----- Information

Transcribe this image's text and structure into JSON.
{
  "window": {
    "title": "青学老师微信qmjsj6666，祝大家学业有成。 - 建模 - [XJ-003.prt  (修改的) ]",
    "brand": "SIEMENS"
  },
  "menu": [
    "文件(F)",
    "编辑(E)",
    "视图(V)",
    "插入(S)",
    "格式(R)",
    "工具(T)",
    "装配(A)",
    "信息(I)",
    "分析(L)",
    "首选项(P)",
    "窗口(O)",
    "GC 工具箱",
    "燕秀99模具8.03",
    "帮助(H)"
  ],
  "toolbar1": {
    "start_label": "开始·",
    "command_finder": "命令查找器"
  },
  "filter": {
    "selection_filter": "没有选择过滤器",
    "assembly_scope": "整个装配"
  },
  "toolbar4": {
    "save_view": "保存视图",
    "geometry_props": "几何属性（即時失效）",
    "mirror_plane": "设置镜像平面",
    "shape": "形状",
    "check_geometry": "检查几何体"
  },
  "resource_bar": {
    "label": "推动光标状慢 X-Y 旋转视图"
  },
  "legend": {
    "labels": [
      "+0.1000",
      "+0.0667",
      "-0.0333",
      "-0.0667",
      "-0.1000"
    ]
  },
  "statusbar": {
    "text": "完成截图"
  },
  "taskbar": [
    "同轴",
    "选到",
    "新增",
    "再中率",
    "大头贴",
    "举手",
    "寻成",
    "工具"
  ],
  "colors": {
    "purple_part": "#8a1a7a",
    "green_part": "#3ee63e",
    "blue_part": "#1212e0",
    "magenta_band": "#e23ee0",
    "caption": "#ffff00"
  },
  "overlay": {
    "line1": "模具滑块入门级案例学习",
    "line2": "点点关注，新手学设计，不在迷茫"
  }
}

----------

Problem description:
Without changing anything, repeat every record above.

Answer space:
Transcribe this image's text and structure into JSON.
{
  "window": {
    "title": "青学老师微信qmjsj6666，祝大家学业有成。 - 建模 - [XJ-003.prt  (修改的) ]",
    "brand": "SIEMENS"
  },
  "menu": [
    "文件(F)",
    "编辑(E)",
    "视图(V)",
    "插入(S)",
    "格式(R)",
    "工具(T)",
    "装配(A)",
    "信息(I)",
    "分析(L)",
    "首选项(P)",
    "窗口(O)",
    "GC 工具箱",
    "燕秀99模具8.03",
    "帮助(H)"
  ],
  "toolbar1": {
    "start_label": "开始·",
    "command_finder": "命令查找器"
  },
  "filter": {
    "selection_filter": "没有选择过滤器",
    "assembly_scope": "整个装配"
  },
  "toolbar4": {
    "save_view": "保存视图",
    "geometry_props": "几何属性（即時失效）",
    "mirror_plane": "设置镜像平面",
    "shape": "形状",
    "check_geometry": "检查几何体"
  },
  "resource_bar": {
    "label": "推动光标状慢 X-Y 旋转视图"
  },
  "legend": {
    "labels": [
      "+0.1000",
      "+0.0667",
      "-0.0333",
      "-0.0667",
      "-0.1000"
    ]
  },
  "statusbar": {
    "text": "完成截图"
  },
  "taskbar": [
    "同轴",
    "选到",
    "新增",
    "再中率",
    "大头贴",
    "举手",
    "寻成",
    "工具"
  ],
  "colors": {
    "purple_part": "#8a1a7a",
    "green_part": "#3ee63e",
    "blue_part": "#1212e0",
    "magenta_band": "#e23ee0",
    "caption": "#ffff00"
  },
  "overlay": {
    "line1": "模具滑块入门级案例学习",
    "line2": "点点关注，新手学设计，不在迷茫"
  }
}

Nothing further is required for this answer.